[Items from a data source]

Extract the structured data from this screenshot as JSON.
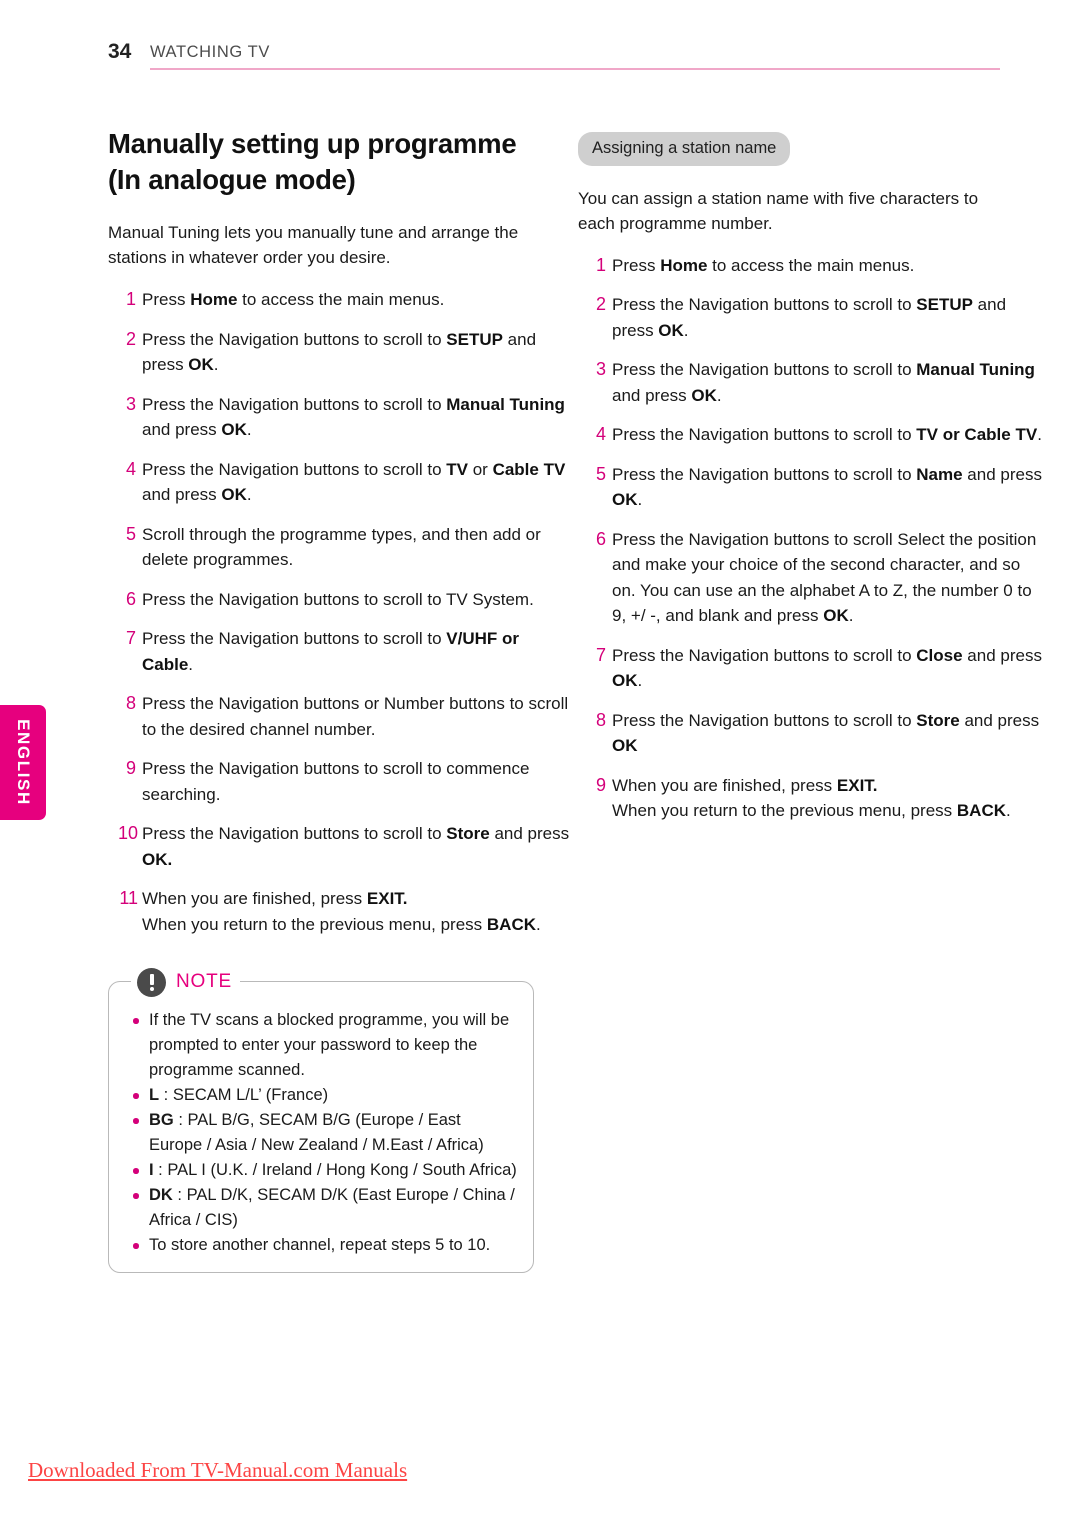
{
  "header": {
    "page_number": "34",
    "chapter": "WATCHING TV",
    "rule_color": "#f0a7c8"
  },
  "side_tab": {
    "label": "ENGLISH",
    "color": "#e6007e"
  },
  "left_column": {
    "title": "Manually setting up programme (In analogue mode)",
    "intro": "Manual Tuning lets you manually tune and arrange the stations in whatever order you desire.",
    "steps": [
      {
        "num": "1",
        "html": "Press <b>Home</b> to access the main menus."
      },
      {
        "num": "2",
        "html": "Press the Navigation buttons to scroll to <b>SETUP</b> and press <b>OK</b>."
      },
      {
        "num": "3",
        "html": "Press the Navigation buttons to scroll to <b>Manual Tuning</b> and press <b>OK</b>."
      },
      {
        "num": "4",
        "html": "Press the Navigation buttons to scroll to <b>TV</b> or <b>Cable TV</b> and press <b>OK</b>."
      },
      {
        "num": "5",
        "html": "Scroll through the programme types, and then add or delete programmes."
      },
      {
        "num": "6",
        "html": "Press the Navigation buttons to scroll to TV System."
      },
      {
        "num": "7",
        "html": "Press the Navigation buttons to scroll to <b>V/UHF or Cable</b>."
      },
      {
        "num": "8",
        "html": "Press the Navigation buttons or Number buttons to scroll to the desired channel number."
      },
      {
        "num": "9",
        "html": "Press the Navigation buttons to scroll to commence searching."
      },
      {
        "num": "10",
        "html": "Press the Navigation buttons to scroll to <b>Store</b> and press <b>OK.</b>"
      },
      {
        "num": "11",
        "html": "When you are finished, press <b>EXIT.</b><br>When you return to the previous menu, press <b>BACK</b>."
      }
    ],
    "note": {
      "title": "NOTE",
      "icon": "exclamation-circle-icon",
      "items": [
        "If the TV scans a blocked programme, you will be prompted to enter your password to keep the programme scanned.",
        "<b>L</b> : SECAM L/L’ (France)",
        "<b>BG</b> : PAL B/G, SECAM B/G (Europe / East Europe / Asia / New Zealand / M.East / Africa)",
        "<b>I</b> : PAL I (U.K. / Ireland / Hong Kong / South Africa)",
        "<b>DK</b> : PAL D/K, SECAM D/K (East Europe / China / Africa / CIS)",
        "To store another channel, repeat steps 5 to 10."
      ]
    }
  },
  "right_column": {
    "tag": "Assigning a station name",
    "intro": "You can assign a station name with five characters to each programme number.",
    "steps": [
      {
        "num": "1",
        "html": "Press <b>Home</b> to access the main menus."
      },
      {
        "num": "2",
        "html": "Press the Navigation buttons to scroll to <b>SETUP</b> and press <b>OK</b>."
      },
      {
        "num": "3",
        "html": "Press the Navigation buttons to scroll to <b>Manual Tuning</b> and press <b>OK</b>."
      },
      {
        "num": "4",
        "html": "Press the Navigation buttons to scroll to <b>TV or Cable TV</b>."
      },
      {
        "num": "5",
        "html": "Press the Navigation buttons to scroll to <b>Name</b> and press <b>OK</b>."
      },
      {
        "num": "6",
        "html": "Press the Navigation buttons to scroll Select the position and make your choice of the second character, and so on. You can use an the alphabet A to Z, the number 0 to 9, +/ -, and blank and press <b>OK</b>."
      },
      {
        "num": "7",
        "html": "Press the Navigation buttons to scroll to <b>Close</b> and press <b>OK</b>."
      },
      {
        "num": "8",
        "html": "Press the Navigation buttons to scroll to <b>Store</b> and press <b>OK</b>"
      },
      {
        "num": "9",
        "html": "When you are finished, press <b>EXIT.</b><br>When you return to the previous menu, press <b>BACK</b>."
      }
    ]
  },
  "footer": {
    "text": "Downloaded From TV-Manual.com Manuals",
    "color": "#fc4444"
  }
}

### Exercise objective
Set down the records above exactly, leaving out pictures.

### Answer for this exercise
Extract the structured data from this screenshot as JSON.
{
  "header": {
    "page_number": "34",
    "chapter": "WATCHING TV",
    "rule_color": "#f0a7c8"
  },
  "side_tab": {
    "label": "ENGLISH",
    "color": "#e6007e"
  },
  "left_column": {
    "title": "Manually setting up programme (In analogue mode)",
    "intro": "Manual Tuning lets you manually tune and arrange the stations in whatever order you desire.",
    "steps": [
      {
        "num": "1",
        "html": "Press <b>Home</b> to access the main menus."
      },
      {
        "num": "2",
        "html": "Press the Navigation buttons to scroll to <b>SETUP</b> and press <b>OK</b>."
      },
      {
        "num": "3",
        "html": "Press the Navigation buttons to scroll to <b>Manual Tuning</b> and press <b>OK</b>."
      },
      {
        "num": "4",
        "html": "Press the Navigation buttons to scroll to <b>TV</b> or <b>Cable TV</b> and press <b>OK</b>."
      },
      {
        "num": "5",
        "html": "Scroll through the programme types, and then add or delete programmes."
      },
      {
        "num": "6",
        "html": "Press the Navigation buttons to scroll to TV System."
      },
      {
        "num": "7",
        "html": "Press the Navigation buttons to scroll to <b>V/UHF or Cable</b>."
      },
      {
        "num": "8",
        "html": "Press the Navigation buttons or Number buttons to scroll to the desired channel number."
      },
      {
        "num": "9",
        "html": "Press the Navigation buttons to scroll to commence searching."
      },
      {
        "num": "10",
        "html": "Press the Navigation buttons to scroll to <b>Store</b> and press <b>OK.</b>"
      },
      {
        "num": "11",
        "html": "When you are finished, press <b>EXIT.</b><br>When you return to the previous menu, press <b>BACK</b>."
      }
    ],
    "note": {
      "title": "NOTE",
      "icon": "exclamation-circle-icon",
      "items": [
        "If the TV scans a blocked programme, you will be prompted to enter your password to keep the programme scanned.",
        "<b>L</b> : SECAM L/L’ (France)",
        "<b>BG</b> : PAL B/G, SECAM B/G (Europe / East Europe / Asia / New Zealand / M.East / Africa)",
        "<b>I</b> : PAL I (U.K. / Ireland / Hong Kong / South Africa)",
        "<b>DK</b> : PAL D/K, SECAM D/K (East Europe / China / Africa / CIS)",
        "To store another channel, repeat steps 5 to 10."
      ]
    }
  },
  "right_column": {
    "tag": "Assigning a station name",
    "intro": "You can assign a station name with five characters to each programme number.",
    "steps": [
      {
        "num": "1",
        "html": "Press <b>Home</b> to access the main menus."
      },
      {
        "num": "2",
        "html": "Press the Navigation buttons to scroll to <b>SETUP</b> and press <b>OK</b>."
      },
      {
        "num": "3",
        "html": "Press the Navigation buttons to scroll to <b>Manual Tuning</b> and press <b>OK</b>."
      },
      {
        "num": "4",
        "html": "Press the Navigation buttons to scroll to <b>TV or Cable TV</b>."
      },
      {
        "num": "5",
        "html": "Press the Navigation buttons to scroll to <b>Name</b> and press <b>OK</b>."
      },
      {
        "num": "6",
        "html": "Press the Navigation buttons to scroll Select the position and make your choice of the second character, and so on. You can use an the alphabet A to Z, the number 0 to 9, +/ -, and blank and press <b>OK</b>."
      },
      {
        "num": "7",
        "html": "Press the Navigation buttons to scroll to <b>Close</b> and press <b>OK</b>."
      },
      {
        "num": "8",
        "html": "Press the Navigation buttons to scroll to <b>Store</b> and press <b>OK</b>"
      },
      {
        "num": "9",
        "html": "When you are finished, press <b>EXIT.</b><br>When you return to the previous menu, press <b>BACK</b>."
      }
    ]
  },
  "footer": {
    "text": "Downloaded From TV-Manual.com Manuals",
    "color": "#fc4444"
  }
}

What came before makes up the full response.